It was later renamed as Rumelihisarı, which means "Fortress on the Land of the Romans", i.e. Byzantine Europe, or the Balkan peninsula.
Usage in the past
A battalion of 400 Janissaries was stationed in the fortress, and large cannons were placed in the Halil Pasha Tower, the main tower on the waterfront. Having completed his fortresses, Mehmed proceeded to levy a toll on ships passing within reach of their cannon. A Venetian vessel ignoring signals to stop was sunk with a single shot and all the surviving sailors beheaded, except for the captain, who was impaled and mounted as a human scarecrow as a warning to further sailors on the strait. These cannons were later used until the second half of the 19th century to greet the sultan when he passed by sea.
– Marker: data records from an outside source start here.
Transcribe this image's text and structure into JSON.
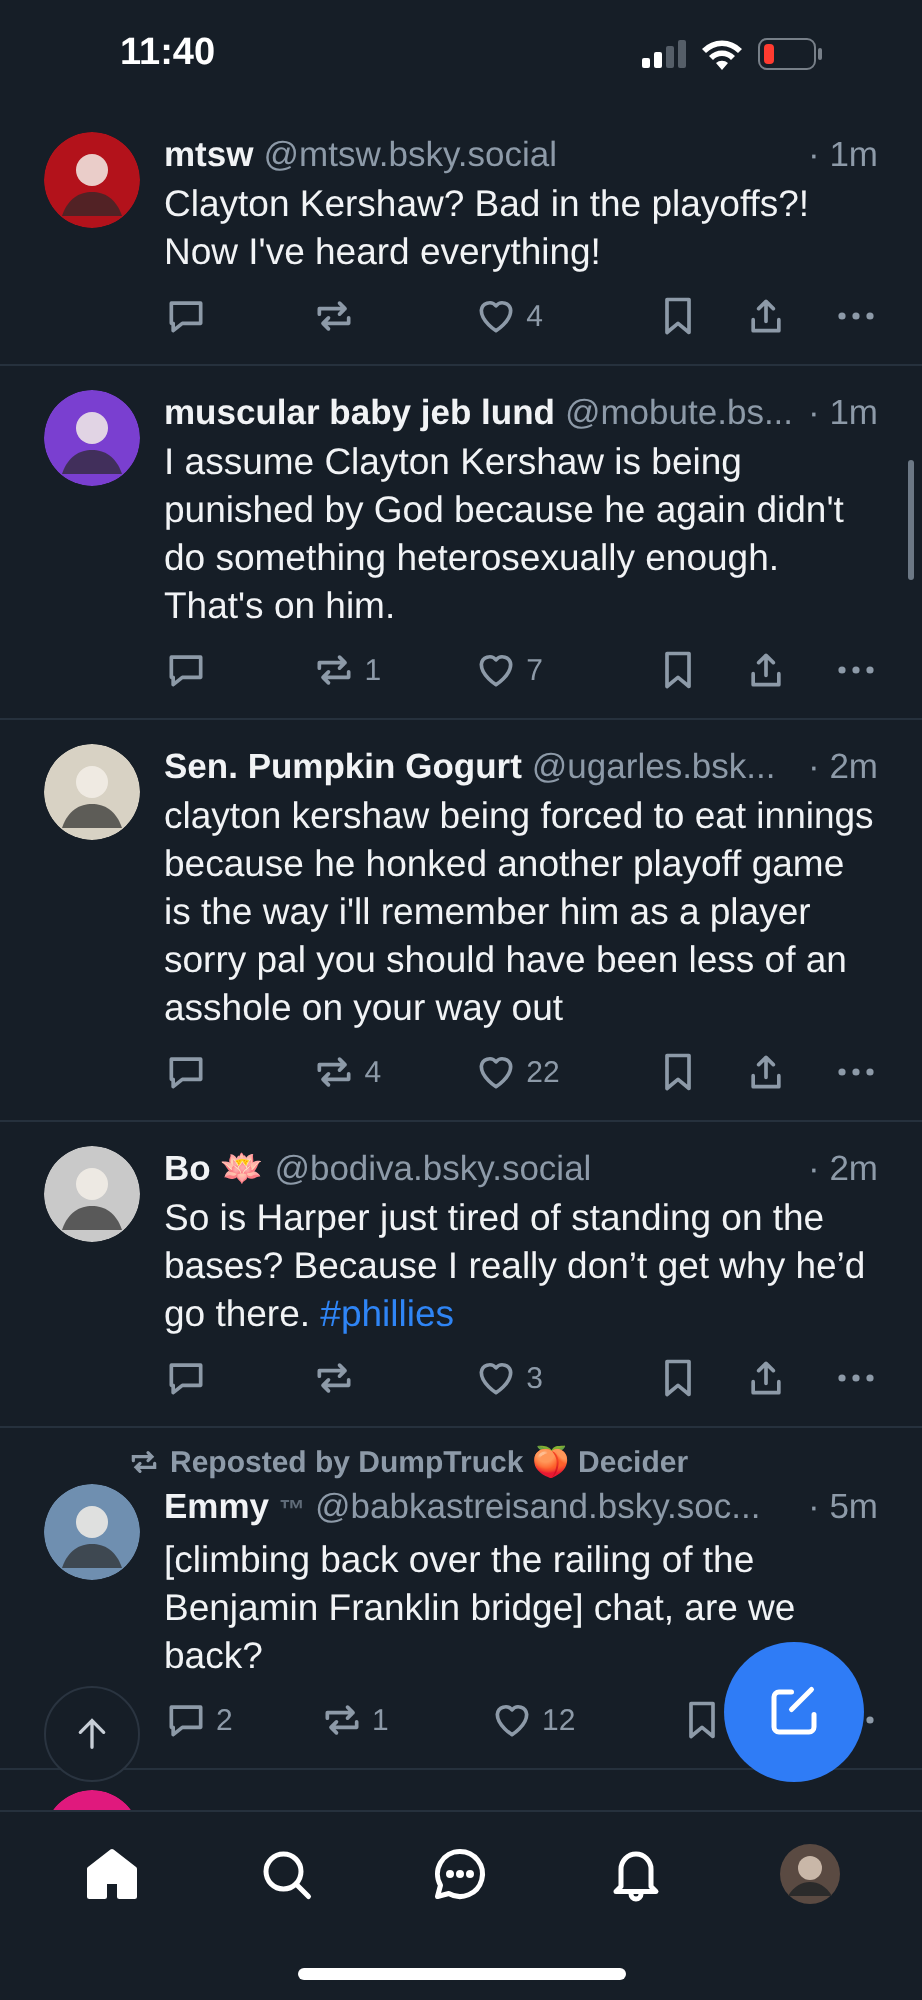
{
  "status_bar": {
    "time": "11:40"
  },
  "posts": [
    {
      "kind": "post",
      "name": "mtsw",
      "handle": "@mtsw.bsky.social",
      "time": "· 1m",
      "body": [
        {
          "kind": "plain",
          "text": "Clayton Kershaw? Bad in the playoffs?! Now I've heard everything!"
        }
      ],
      "actions": [
        {
          "kind": "reply"
        },
        {
          "kind": "repost"
        },
        {
          "kind": "like",
          "count": "4"
        },
        {
          "kind": "bookmark"
        },
        {
          "kind": "share"
        },
        {
          "kind": "more"
        }
      ]
    },
    {
      "kind": "post",
      "name": "muscular baby jeb lund",
      "handle": "@mobute.bs...",
      "time": "· 1m",
      "body": [
        {
          "kind": "plain",
          "text": "I assume Clayton Kershaw is being punished by God because he again didn't do something heterosexually enough. That's on him."
        }
      ],
      "actions": [
        {
          "kind": "reply"
        },
        {
          "kind": "repost",
          "count": "1"
        },
        {
          "kind": "like",
          "count": "7"
        },
        {
          "kind": "bookmark"
        },
        {
          "kind": "share"
        },
        {
          "kind": "more"
        }
      ]
    },
    {
      "kind": "post",
      "name": "Sen. Pumpkin Gogurt",
      "handle": "@ugarles.bsk...",
      "time": "· 2m",
      "body": [
        {
          "kind": "plain",
          "text": "clayton kershaw being forced to eat innings because he honked another playoff game is the way i'll remember him as a player sorry pal you should have been less of an asshole on your way out"
        }
      ],
      "actions": [
        {
          "kind": "reply"
        },
        {
          "kind": "repost",
          "count": "4"
        },
        {
          "kind": "like",
          "count": "22"
        },
        {
          "kind": "bookmark"
        },
        {
          "kind": "share"
        },
        {
          "kind": "more"
        }
      ]
    },
    {
      "kind": "post",
      "name": "Bo 🪷",
      "handle": "@bodiva.bsky.social",
      "time": "· 2m",
      "body": [
        {
          "kind": "plain",
          "text": "So is Harper just tired of standing on the bases? Because I really don’t get why he’d go there. "
        },
        {
          "kind": "hashtag",
          "text": "#phillies"
        }
      ],
      "actions": [
        {
          "kind": "reply"
        },
        {
          "kind": "repost"
        },
        {
          "kind": "like",
          "count": "3"
        },
        {
          "kind": "bookmark"
        },
        {
          "kind": "share"
        },
        {
          "kind": "more"
        }
      ]
    },
    {
      "kind": "post",
      "reposted_by": "Reposted by DumpTruck 🍑 Decider",
      "name": "Emmy",
      "name_suffix": "™",
      "handle": "@babkastreisand.bsky.soc...",
      "time": "· 5m",
      "body": [
        {
          "kind": "plain",
          "text": "[climbing back over the railing of the Benjamin Franklin bridge] chat, are we back?"
        }
      ],
      "actions": [
        {
          "kind": "reply",
          "count": "2"
        },
        {
          "kind": "repost",
          "count": "1"
        },
        {
          "kind": "like",
          "count": "12"
        },
        {
          "kind": "bookmark"
        },
        {
          "kind": "more"
        }
      ]
    },
    {
      "kind": "cut_off"
    }
  ],
  "nav": [
    {
      "kind": "home",
      "selected": true
    },
    {
      "kind": "search",
      "selected": false
    },
    {
      "kind": "chat",
      "selected": false
    },
    {
      "kind": "bell",
      "selected": false
    },
    {
      "kind": "profile",
      "selected": false
    }
  ]
}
After the fall of Constantinople, the fortress served as a customs checkpoint. Rumelihisarı, designated to control the passage of ships through the strait, eventually lost its strategic importance when a second pair of fortresses was built farther up the Bosphorus, where the strait meets the Black Sea. In the 17th century, it was used as a prison, primarily for foreign prisoners of war. Rumelihisarı was partly destroyed by an earthquake in 1509 but was repaired soon after. In 1746, a fire destroyed all the wooden parts in two of the main towers. The fortress was repaired by Sultan Selim III (1761–1807). However, a new residential neighborhood was formed inside the fortress after it was abandoned in the 19th century.
In 1953, on the orders of President Celal Bayar, the inhabitants were relocated and extensive restoration work began on 16 May 1955, which lasted until 29 May 1958. Since 1960 Rumelihisarı has been a museum and an open-air theater for various concerts at festivals during the summer months.
The Fatih Sultan Mehmet Bridge, named after the Ottoman Sultan that commissioned Rumelihisarı and conquered the city, is located close to the fortress, to the north.
Rumelihisarı is open to public every day except Wednesdays from 9:00 to 16:30.
The fortress was depicted on various Turkish banknotes during 1939–1986.
Notes and references
- ^ a b "Bosphorus (i.e. Bosporus), View from Kuleli, Constantinople, Turkey". World Digital Library. 1890–1900. Retrieved 2013-10-20.
- ^ Crowley, Roger (2006). 1453: The Holy War for Constantinople and the Clash of Islam and the West. Hachette Books. p. 57. ISBN 1401308503.
- ^ Silburn, P. A. B. (1912).
- ^ "BBC Four - Byzantium: A Tale of Three Cities". BBC. Retrieved 2020-07-10.
- ^ The fortress was depicted in the following Turkish banknotes:
- On the reverse of the 1 lira banknote of 1942-1947 (2. Emission Group - One Turkish Lira - I. Series Archived 2009-04-16 at the Wayback Machine).
- On the reverse of the 500 lira banknotes of 1939-1946 (2. Emission Group - Five Hundred Turkish Lira - I. Series Archived 2009-05-10 at the Wayback Machine & II. Series Archived 2009-05-10 at the Wayback Machine).
- On the reverse of the 100 lira banknote of 1947-1952 (4. Emission Group - One Hundred Turkish Lira - I. Series Archived 2009-05-10 at the Wayback Machine).
- On the reverse of the 1000 lira banknote of 1953-1979 (5. Emission Group - One Thousand Turkish Lira - I. Series Archived 2009-05-10 at the Wayback Machine).
- On the reverse of the 1000 lira banknotes of 1978-1986 (6. Emission Group - One Thousand Turkish Lira - I. Series Archived 2009-05-10 at the Wayback Machine, II. Series Archived 2009-05-10 at the Wayback Machine & III. Series Archived 2009-05-10 at the Wayback Machine).
- Freely, John (2000). Blue Guide Istanbul. W. W. Norton & Company. ISBN 0-393-32014-6.
- Silburn, P. A. B. (1912). The evolution of sea-power. London: Longmans, Green and Co.